• YOUR INSTRUCTIONS: Lines in the entries below where the word "cost" shows up should each be copied.

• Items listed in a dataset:
◇ ◇ ◇ ◇ ◇ ◇ ◇
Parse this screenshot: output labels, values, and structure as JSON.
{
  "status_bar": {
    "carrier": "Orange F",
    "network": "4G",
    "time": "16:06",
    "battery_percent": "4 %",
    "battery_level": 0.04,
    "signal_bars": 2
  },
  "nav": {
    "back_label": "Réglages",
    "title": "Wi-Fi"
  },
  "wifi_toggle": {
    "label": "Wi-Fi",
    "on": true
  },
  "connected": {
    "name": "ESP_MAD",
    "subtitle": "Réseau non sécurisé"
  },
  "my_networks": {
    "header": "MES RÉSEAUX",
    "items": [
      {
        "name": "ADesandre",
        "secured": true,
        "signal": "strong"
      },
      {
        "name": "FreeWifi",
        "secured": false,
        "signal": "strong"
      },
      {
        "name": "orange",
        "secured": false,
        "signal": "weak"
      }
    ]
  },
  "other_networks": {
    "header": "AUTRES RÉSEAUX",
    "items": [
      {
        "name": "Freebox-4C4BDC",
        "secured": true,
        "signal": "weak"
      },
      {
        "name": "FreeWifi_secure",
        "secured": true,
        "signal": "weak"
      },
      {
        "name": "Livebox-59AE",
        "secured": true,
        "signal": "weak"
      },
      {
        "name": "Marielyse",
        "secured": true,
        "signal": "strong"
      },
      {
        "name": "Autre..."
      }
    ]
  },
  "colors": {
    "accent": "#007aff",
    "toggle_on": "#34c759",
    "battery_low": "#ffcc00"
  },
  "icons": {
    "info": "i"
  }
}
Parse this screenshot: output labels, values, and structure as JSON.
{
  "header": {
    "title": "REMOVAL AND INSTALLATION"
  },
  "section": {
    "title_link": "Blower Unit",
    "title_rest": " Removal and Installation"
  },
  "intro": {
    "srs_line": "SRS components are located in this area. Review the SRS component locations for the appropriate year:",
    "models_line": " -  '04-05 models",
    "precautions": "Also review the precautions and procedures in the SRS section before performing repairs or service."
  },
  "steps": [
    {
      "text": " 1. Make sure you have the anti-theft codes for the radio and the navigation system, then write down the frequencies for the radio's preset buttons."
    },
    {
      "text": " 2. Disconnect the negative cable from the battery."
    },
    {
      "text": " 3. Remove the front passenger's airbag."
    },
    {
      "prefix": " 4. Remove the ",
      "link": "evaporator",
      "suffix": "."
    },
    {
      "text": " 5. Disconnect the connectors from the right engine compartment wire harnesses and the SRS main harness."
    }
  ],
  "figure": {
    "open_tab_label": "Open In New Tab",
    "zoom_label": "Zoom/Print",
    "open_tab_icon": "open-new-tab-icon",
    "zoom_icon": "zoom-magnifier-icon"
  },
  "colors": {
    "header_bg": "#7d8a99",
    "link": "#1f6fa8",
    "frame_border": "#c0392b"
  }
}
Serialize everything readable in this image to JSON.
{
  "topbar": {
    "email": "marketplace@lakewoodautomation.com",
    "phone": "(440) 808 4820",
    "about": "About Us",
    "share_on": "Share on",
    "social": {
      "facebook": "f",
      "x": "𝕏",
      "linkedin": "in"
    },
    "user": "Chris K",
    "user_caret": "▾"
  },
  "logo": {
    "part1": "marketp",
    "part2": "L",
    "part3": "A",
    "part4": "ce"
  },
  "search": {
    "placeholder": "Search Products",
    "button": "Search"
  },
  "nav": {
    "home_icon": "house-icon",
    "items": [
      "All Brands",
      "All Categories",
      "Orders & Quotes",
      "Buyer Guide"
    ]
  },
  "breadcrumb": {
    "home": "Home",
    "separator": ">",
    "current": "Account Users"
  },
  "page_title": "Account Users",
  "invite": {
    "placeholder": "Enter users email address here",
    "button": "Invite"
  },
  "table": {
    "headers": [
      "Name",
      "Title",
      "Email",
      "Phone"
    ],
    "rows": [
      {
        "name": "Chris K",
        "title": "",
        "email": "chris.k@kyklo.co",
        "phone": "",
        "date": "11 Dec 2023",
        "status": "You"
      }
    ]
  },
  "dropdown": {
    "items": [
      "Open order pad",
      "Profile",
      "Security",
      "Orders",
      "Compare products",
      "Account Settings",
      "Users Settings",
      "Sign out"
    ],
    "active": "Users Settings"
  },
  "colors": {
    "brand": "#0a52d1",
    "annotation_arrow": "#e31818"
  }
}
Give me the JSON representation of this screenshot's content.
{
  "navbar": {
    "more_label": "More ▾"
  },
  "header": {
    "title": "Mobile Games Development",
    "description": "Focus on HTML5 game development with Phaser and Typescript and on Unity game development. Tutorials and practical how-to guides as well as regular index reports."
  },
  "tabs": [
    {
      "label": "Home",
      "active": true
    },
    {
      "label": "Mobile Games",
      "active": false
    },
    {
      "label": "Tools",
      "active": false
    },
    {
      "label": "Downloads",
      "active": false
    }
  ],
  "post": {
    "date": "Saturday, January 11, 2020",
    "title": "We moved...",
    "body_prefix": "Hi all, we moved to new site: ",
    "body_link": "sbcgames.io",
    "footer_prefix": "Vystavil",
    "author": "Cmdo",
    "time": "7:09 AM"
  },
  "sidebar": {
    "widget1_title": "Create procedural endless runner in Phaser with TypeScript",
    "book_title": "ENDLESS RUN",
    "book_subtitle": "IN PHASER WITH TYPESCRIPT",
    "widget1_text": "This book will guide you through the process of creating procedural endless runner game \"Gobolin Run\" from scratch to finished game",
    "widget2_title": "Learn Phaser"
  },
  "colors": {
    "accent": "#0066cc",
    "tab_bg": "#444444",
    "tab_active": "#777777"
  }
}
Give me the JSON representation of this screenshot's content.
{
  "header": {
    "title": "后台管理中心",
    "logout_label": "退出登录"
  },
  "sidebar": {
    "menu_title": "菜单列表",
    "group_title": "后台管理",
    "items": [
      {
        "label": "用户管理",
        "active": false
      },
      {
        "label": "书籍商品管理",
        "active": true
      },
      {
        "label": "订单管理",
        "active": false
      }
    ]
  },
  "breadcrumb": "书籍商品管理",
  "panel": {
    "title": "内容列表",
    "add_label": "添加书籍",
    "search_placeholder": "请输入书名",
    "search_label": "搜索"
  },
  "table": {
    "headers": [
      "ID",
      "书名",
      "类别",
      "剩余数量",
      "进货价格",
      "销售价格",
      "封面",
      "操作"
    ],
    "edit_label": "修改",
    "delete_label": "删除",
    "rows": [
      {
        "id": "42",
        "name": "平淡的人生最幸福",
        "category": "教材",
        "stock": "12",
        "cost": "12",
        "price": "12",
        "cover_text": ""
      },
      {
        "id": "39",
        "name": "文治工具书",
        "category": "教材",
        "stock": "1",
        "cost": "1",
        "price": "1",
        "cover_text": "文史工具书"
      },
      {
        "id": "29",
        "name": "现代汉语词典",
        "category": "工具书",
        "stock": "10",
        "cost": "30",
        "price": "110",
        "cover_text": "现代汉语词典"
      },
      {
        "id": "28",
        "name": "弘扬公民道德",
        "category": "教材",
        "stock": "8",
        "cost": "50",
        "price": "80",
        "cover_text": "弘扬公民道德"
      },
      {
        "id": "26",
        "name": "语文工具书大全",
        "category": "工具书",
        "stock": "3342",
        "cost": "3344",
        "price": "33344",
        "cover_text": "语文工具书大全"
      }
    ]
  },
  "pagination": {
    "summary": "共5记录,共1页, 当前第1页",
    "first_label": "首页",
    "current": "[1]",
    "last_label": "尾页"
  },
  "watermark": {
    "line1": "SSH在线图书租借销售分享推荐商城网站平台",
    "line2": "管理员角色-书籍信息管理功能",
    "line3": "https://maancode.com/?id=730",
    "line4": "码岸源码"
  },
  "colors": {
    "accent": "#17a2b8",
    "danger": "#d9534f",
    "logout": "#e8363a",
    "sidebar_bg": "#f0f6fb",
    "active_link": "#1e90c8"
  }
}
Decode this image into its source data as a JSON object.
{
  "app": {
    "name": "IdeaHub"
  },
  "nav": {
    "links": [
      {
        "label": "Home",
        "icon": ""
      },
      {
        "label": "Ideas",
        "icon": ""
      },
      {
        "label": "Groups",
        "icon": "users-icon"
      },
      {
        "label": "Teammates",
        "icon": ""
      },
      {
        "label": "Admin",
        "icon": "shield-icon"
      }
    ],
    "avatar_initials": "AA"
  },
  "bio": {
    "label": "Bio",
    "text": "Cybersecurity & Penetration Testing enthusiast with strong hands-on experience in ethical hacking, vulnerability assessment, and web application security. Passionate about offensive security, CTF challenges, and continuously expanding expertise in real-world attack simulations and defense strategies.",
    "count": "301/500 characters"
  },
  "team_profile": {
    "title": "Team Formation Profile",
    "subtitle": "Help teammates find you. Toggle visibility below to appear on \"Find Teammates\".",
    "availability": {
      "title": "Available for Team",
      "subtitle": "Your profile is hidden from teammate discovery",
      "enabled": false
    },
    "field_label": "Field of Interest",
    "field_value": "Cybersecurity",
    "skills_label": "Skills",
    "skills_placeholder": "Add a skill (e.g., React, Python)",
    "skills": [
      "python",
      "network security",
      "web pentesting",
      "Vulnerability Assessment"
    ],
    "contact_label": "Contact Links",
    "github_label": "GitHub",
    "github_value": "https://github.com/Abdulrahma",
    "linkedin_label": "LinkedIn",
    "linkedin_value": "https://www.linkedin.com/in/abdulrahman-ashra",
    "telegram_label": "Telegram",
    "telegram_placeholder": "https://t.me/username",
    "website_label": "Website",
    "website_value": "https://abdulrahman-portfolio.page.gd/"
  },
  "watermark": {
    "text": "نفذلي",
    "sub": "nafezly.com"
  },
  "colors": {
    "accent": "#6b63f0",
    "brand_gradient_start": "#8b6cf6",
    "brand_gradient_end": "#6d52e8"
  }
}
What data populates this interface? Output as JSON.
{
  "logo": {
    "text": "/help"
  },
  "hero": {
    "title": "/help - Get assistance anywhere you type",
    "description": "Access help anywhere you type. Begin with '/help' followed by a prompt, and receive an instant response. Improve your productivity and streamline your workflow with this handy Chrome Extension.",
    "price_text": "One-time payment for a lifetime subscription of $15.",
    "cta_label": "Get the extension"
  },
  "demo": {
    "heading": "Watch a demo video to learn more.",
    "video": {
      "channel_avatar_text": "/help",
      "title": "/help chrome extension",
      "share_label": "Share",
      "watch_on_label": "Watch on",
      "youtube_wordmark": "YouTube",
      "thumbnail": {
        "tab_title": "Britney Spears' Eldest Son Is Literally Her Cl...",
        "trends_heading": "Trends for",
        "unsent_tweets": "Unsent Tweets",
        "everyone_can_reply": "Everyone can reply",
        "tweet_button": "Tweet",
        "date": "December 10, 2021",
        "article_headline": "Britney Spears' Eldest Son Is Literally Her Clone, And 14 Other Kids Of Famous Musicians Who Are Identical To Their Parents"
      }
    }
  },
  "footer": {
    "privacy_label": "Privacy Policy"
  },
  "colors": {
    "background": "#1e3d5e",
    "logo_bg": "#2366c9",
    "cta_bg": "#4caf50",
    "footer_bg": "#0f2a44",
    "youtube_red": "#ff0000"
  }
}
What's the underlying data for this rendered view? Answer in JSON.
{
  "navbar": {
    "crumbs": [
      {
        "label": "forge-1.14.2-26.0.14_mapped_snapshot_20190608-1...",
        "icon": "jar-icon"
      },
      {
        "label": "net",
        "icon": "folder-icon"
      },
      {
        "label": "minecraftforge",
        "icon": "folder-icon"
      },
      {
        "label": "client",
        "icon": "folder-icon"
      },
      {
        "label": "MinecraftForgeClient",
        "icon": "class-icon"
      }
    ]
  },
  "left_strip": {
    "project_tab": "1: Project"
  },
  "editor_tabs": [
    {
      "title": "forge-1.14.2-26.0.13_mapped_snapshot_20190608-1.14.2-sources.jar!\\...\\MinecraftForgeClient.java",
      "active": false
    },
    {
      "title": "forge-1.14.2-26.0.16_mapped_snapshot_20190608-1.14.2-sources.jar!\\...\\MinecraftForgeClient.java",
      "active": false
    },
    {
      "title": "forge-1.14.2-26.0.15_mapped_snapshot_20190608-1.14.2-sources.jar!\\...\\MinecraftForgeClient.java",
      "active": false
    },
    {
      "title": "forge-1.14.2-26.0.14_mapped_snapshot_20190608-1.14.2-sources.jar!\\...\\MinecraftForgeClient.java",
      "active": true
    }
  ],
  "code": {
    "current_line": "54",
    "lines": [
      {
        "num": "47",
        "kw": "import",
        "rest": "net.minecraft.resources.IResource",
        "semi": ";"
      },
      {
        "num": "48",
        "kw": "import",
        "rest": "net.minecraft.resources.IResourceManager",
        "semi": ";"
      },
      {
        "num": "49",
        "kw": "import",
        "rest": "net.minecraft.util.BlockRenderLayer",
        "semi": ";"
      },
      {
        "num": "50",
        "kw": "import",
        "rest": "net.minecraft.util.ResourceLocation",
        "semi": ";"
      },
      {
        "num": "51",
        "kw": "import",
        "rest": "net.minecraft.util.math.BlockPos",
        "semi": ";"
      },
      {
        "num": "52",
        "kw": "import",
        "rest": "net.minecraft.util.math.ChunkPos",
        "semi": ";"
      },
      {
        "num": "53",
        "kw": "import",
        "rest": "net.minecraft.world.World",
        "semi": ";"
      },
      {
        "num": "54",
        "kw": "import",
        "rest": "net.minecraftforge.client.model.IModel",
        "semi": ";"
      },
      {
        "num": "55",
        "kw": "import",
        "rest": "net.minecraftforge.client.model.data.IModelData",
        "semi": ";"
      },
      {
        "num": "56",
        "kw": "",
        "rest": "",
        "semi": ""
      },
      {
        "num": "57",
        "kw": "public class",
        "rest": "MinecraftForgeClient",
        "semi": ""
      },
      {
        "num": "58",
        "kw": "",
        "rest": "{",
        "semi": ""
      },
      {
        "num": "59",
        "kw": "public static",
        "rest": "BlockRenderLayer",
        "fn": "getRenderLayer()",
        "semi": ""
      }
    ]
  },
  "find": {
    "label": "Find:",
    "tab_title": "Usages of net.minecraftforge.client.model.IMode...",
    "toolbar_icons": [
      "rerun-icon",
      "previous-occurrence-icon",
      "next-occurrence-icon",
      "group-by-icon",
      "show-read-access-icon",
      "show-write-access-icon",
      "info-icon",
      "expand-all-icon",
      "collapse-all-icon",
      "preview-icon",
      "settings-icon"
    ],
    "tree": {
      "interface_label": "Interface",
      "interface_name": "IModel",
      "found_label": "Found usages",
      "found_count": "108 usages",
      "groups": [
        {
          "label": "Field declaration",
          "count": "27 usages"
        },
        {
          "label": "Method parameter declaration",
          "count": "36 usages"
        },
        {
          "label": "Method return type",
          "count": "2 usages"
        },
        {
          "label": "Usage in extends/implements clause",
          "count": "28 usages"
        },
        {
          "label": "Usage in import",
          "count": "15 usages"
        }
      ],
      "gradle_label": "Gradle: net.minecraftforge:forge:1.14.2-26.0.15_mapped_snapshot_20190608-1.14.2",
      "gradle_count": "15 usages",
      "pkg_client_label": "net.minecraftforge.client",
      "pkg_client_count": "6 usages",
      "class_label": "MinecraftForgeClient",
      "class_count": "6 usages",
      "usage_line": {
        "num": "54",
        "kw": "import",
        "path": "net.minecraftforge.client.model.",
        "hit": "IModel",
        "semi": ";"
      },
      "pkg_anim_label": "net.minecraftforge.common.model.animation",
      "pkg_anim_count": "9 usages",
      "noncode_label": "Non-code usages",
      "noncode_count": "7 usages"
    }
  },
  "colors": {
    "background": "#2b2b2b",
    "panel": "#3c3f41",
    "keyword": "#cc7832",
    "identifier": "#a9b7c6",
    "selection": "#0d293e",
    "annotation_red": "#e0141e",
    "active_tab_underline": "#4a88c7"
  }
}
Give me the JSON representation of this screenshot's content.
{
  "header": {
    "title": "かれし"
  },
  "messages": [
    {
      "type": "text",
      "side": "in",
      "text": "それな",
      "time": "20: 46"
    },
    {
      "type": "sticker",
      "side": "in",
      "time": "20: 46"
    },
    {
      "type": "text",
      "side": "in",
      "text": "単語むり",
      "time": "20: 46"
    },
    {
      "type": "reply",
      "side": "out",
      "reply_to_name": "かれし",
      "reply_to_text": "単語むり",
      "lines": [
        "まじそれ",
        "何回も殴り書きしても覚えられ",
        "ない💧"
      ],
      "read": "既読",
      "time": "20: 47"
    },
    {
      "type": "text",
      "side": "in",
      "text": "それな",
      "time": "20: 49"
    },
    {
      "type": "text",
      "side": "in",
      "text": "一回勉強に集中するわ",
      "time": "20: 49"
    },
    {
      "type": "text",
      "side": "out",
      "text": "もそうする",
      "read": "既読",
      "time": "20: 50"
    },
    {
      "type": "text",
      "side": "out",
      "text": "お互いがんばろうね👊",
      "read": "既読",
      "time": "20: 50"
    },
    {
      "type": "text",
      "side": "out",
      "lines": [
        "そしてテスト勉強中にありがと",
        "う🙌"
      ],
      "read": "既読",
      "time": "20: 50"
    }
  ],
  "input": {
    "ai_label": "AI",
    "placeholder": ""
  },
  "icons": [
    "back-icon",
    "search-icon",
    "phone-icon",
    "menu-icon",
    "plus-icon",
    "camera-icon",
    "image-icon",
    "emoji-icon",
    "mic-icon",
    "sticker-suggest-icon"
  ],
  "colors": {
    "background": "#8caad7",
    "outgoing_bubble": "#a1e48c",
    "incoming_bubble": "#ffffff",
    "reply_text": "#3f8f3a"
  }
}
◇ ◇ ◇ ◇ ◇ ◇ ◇
• SOLUTION FOR THIS TASK:
        "cost": "12",
        "cost": "1",
        "cost": "30",
        "cost": "50",
        "cost": "3344",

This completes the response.